■ Items from an interface collection ■
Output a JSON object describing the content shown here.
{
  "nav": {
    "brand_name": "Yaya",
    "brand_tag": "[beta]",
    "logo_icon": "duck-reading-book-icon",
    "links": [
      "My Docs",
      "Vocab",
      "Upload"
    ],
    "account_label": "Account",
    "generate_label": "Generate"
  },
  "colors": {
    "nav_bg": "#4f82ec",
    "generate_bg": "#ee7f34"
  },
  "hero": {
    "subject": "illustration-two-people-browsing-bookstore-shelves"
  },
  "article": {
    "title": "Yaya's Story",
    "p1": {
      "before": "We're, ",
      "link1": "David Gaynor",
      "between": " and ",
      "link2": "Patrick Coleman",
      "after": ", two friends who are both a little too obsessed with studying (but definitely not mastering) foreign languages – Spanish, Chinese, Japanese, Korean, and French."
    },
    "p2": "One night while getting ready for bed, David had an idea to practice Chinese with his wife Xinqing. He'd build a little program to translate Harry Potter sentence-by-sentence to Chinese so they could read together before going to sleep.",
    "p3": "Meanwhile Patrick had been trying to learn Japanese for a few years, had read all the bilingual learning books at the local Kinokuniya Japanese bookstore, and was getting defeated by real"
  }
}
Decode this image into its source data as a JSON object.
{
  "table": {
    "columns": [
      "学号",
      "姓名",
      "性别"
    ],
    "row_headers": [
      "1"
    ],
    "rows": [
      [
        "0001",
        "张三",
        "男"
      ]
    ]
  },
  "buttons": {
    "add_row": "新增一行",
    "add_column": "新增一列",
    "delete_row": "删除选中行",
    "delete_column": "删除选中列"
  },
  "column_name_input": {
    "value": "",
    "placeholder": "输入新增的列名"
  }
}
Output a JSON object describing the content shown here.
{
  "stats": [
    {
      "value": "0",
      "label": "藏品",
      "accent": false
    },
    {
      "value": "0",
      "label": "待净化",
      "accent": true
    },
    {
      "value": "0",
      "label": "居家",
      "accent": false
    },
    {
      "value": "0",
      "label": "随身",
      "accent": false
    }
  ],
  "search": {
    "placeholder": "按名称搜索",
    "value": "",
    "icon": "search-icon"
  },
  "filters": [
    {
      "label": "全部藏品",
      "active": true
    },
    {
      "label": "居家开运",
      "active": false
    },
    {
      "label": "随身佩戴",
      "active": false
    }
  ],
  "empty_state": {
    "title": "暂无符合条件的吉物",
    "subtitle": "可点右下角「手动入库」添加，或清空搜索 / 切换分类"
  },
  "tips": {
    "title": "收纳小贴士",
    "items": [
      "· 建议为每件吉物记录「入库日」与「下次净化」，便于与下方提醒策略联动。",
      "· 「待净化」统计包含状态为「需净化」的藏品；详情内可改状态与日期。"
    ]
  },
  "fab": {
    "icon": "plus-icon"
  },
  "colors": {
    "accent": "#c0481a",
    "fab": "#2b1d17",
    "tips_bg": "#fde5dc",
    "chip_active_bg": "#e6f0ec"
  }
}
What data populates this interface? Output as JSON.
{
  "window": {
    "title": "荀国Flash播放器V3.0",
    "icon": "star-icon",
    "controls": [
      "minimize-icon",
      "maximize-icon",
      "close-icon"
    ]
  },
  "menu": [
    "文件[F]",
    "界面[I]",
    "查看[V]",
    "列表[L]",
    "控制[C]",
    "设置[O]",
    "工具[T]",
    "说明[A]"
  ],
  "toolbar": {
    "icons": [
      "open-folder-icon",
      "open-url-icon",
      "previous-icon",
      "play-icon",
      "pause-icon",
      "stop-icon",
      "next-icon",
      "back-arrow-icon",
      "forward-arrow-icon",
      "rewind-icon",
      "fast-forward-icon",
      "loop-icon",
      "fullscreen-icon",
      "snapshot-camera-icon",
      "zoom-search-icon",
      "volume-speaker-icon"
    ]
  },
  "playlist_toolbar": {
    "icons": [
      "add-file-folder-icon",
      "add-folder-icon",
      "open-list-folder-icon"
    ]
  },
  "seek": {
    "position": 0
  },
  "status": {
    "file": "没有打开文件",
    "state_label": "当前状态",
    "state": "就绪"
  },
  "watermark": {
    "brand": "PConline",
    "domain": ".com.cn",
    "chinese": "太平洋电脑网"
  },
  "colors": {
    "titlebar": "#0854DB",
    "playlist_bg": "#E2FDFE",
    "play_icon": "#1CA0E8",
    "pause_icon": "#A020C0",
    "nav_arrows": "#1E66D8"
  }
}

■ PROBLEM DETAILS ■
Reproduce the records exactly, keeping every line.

■ ANSWER TO THE PROBLEM ■
Output a JSON object describing the content shown here.
{
  "nav": {
    "brand_name": "Yaya",
    "brand_tag": "[beta]",
    "logo_icon": "duck-reading-book-icon",
    "links": [
      "My Docs",
      "Vocab",
      "Upload"
    ],
    "account_label": "Account",
    "generate_label": "Generate"
  },
  "colors": {
    "nav_bg": "#4f82ec",
    "generate_bg": "#ee7f34"
  },
  "hero": {
    "subject": "illustration-two-people-browsing-bookstore-shelves"
  },
  "article": {
    "title": "Yaya's Story",
    "p1": {
      "before": "We're, ",
      "link1": "David Gaynor",
      "between": " and ",
      "link2": "Patrick Coleman",
      "after": ", two friends who are both a little too obsessed with studying (but definitely not mastering) foreign languages – Spanish, Chinese, Japanese, Korean, and French."
    },
    "p2": "One night while getting ready for bed, David had an idea to practice Chinese with his wife Xinqing. He'd build a little program to translate Harry Potter sentence-by-sentence to Chinese so they could read together before going to sleep.",
    "p3": "Meanwhile Patrick had been trying to learn Japanese for a few years, had read all the bilingual learning books at the local Kinokuniya Japanese bookstore, and was getting defeated by real"
  }
}
Decode this image into its source data as a JSON object.
{
  "table": {
    "columns": [
      "学号",
      "姓名",
      "性别"
    ],
    "row_headers": [
      "1"
    ],
    "rows": [
      [
        "0001",
        "张三",
        "男"
      ]
    ]
  },
  "buttons": {
    "add_row": "新增一行",
    "add_column": "新增一列",
    "delete_row": "删除选中行",
    "delete_column": "删除选中列"
  },
  "column_name_input": {
    "value": "",
    "placeholder": "输入新增的列名"
  }
}
Output a JSON object describing the content shown here.
{
  "stats": [
    {
      "value": "0",
      "label": "藏品",
      "accent": false
    },
    {
      "value": "0",
      "label": "待净化",
      "accent": true
    },
    {
      "value": "0",
      "label": "居家",
      "accent": false
    },
    {
      "value": "0",
      "label": "随身",
      "accent": false
    }
  ],
  "search": {
    "placeholder": "按名称搜索",
    "value": "",
    "icon": "search-icon"
  },
  "filters": [
    {
      "label": "全部藏品",
      "active": true
    },
    {
      "label": "居家开运",
      "active": false
    },
    {
      "label": "随身佩戴",
      "active": false
    }
  ],
  "empty_state": {
    "title": "暂无符合条件的吉物",
    "subtitle": "可点右下角「手动入库」添加，或清空搜索 / 切换分类"
  },
  "tips": {
    "title": "收纳小贴士",
    "items": [
      "· 建议为每件吉物记录「入库日」与「下次净化」，便于与下方提醒策略联动。",
      "· 「待净化」统计包含状态为「需净化」的藏品；详情内可改状态与日期。"
    ]
  },
  "fab": {
    "icon": "plus-icon"
  },
  "colors": {
    "accent": "#c0481a",
    "fab": "#2b1d17",
    "tips_bg": "#fde5dc",
    "chip_active_bg": "#e6f0ec"
  }
}
What data populates this interface? Output as JSON.
{
  "window": {
    "title": "荀国Flash播放器V3.0",
    "icon": "star-icon",
    "controls": [
      "minimize-icon",
      "maximize-icon",
      "close-icon"
    ]
  },
  "menu": [
    "文件[F]",
    "界面[I]",
    "查看[V]",
    "列表[L]",
    "控制[C]",
    "设置[O]",
    "工具[T]",
    "说明[A]"
  ],
  "toolbar": {
    "icons": [
      "open-folder-icon",
      "open-url-icon",
      "previous-icon",
      "play-icon",
      "pause-icon",
      "stop-icon",
      "next-icon",
      "back-arrow-icon",
      "forward-arrow-icon",
      "rewind-icon",
      "fast-forward-icon",
      "loop-icon",
      "fullscreen-icon",
      "snapshot-camera-icon",
      "zoom-search-icon",
      "volume-speaker-icon"
    ]
  },
  "playlist_toolbar": {
    "icons": [
      "add-file-folder-icon",
      "add-folder-icon",
      "open-list-folder-icon"
    ]
  },
  "seek": {
    "position": 0
  },
  "status": {
    "file": "没有打开文件",
    "state_label": "当前状态",
    "state": "就绪"
  },
  "watermark": {
    "brand": "PConline",
    "domain": ".com.cn",
    "chinese": "太平洋电脑网"
  },
  "colors": {
    "titlebar": "#0854DB",
    "playlist_bg": "#E2FDFE",
    "play_icon": "#1CA0E8",
    "pause_icon": "#A020C0",
    "nav_arrows": "#1E66D8"
  }
}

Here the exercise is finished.